Quote every line below exactly and skip any picture.

[Website and app data records]
----------

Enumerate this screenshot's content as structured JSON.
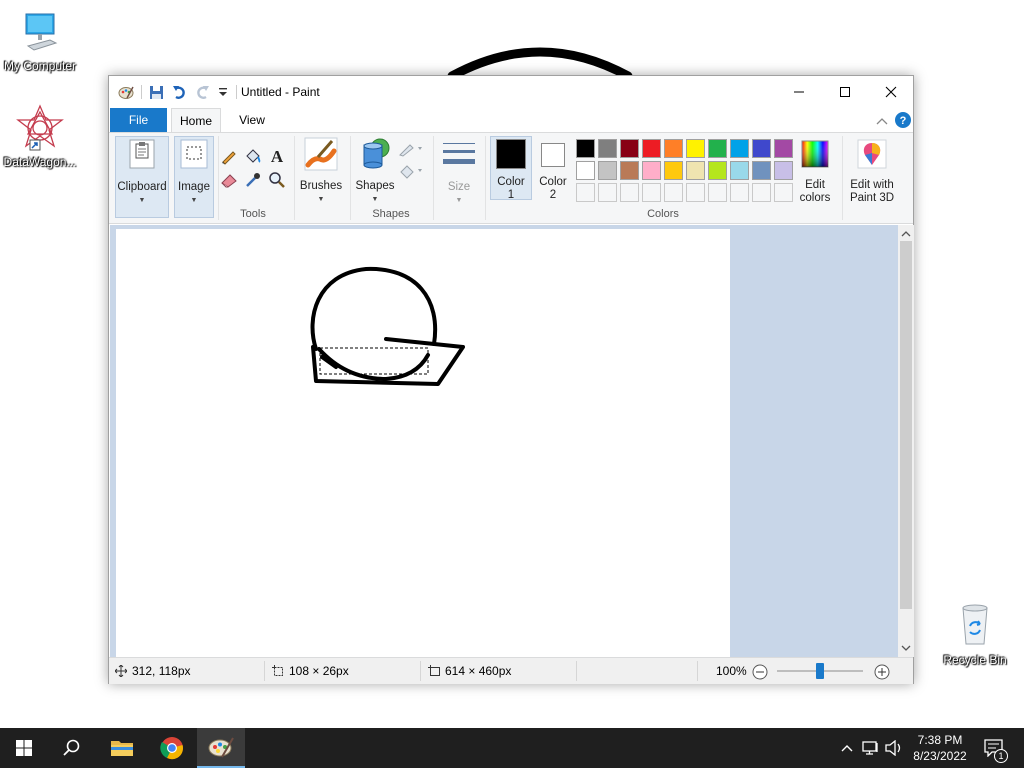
{
  "desktop": {
    "icons": [
      {
        "label": "My Computer"
      },
      {
        "label": "DataWagon..."
      },
      {
        "label": "Recycle Bin"
      }
    ]
  },
  "window": {
    "title": "Untitled - Paint",
    "tabs": {
      "file": "File",
      "home": "Home",
      "view": "View"
    }
  },
  "ribbon": {
    "clipboard": "Clipboard",
    "image": "Image",
    "tools_group": "Tools",
    "brushes": "Brushes",
    "shapes": "Shapes",
    "shapes_group": "Shapes",
    "size": "Size",
    "color1_line1": "Color",
    "color1_line2": "1",
    "color2_line1": "Color",
    "color2_line2": "2",
    "edit_colors_line1": "Edit",
    "edit_colors_line2": "colors",
    "paint3d_line1": "Edit with",
    "paint3d_line2": "Paint 3D",
    "colors_group": "Colors",
    "palette_row1": [
      "#000000",
      "#7f7f7f",
      "#880015",
      "#ed1c24",
      "#ff7f27",
      "#fff200",
      "#22b14c",
      "#00a2e8",
      "#3f48cc",
      "#a349a4"
    ],
    "palette_row2": [
      "#ffffff",
      "#c3c3c3",
      "#b97a57",
      "#ffaec9",
      "#ffc90e",
      "#efe4b0",
      "#b5e61d",
      "#99d9ea",
      "#7092be",
      "#c8bfe7"
    ],
    "color1": "#000000",
    "color2": "#ffffff"
  },
  "status": {
    "cursor_pos": "312, 118px",
    "selection_size": "108 × 26px",
    "image_size": "614 × 460px",
    "zoom": "100%",
    "zoom_slider_level": 0.5
  },
  "taskbar": {
    "time": "7:38 PM",
    "date": "8/23/2022",
    "notifications": "1"
  }
}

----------

_YOUR SOLUTION_:
Enumerate this screenshot's content as structured JSON.
{
  "desktop": {
    "icons": [
      {
        "label": "My Computer"
      },
      {
        "label": "DataWagon..."
      },
      {
        "label": "Recycle Bin"
      }
    ]
  },
  "window": {
    "title": "Untitled - Paint",
    "tabs": {
      "file": "File",
      "home": "Home",
      "view": "View"
    }
  },
  "ribbon": {
    "clipboard": "Clipboard",
    "image": "Image",
    "tools_group": "Tools",
    "brushes": "Brushes",
    "shapes": "Shapes",
    "shapes_group": "Shapes",
    "size": "Size",
    "color1_line1": "Color",
    "color1_line2": "1",
    "color2_line1": "Color",
    "color2_line2": "2",
    "edit_colors_line1": "Edit",
    "edit_colors_line2": "colors",
    "paint3d_line1": "Edit with",
    "paint3d_line2": "Paint 3D",
    "colors_group": "Colors",
    "palette_row1": [
      "#000000",
      "#7f7f7f",
      "#880015",
      "#ed1c24",
      "#ff7f27",
      "#fff200",
      "#22b14c",
      "#00a2e8",
      "#3f48cc",
      "#a349a4"
    ],
    "palette_row2": [
      "#ffffff",
      "#c3c3c3",
      "#b97a57",
      "#ffaec9",
      "#ffc90e",
      "#efe4b0",
      "#b5e61d",
      "#99d9ea",
      "#7092be",
      "#c8bfe7"
    ],
    "color1": "#000000",
    "color2": "#ffffff"
  },
  "status": {
    "cursor_pos": "312, 118px",
    "selection_size": "108 × 26px",
    "image_size": "614 × 460px",
    "zoom": "100%",
    "zoom_slider_level": 0.5
  },
  "taskbar": {
    "time": "7:38 PM",
    "date": "8/23/2022",
    "notifications": "1"
  }
}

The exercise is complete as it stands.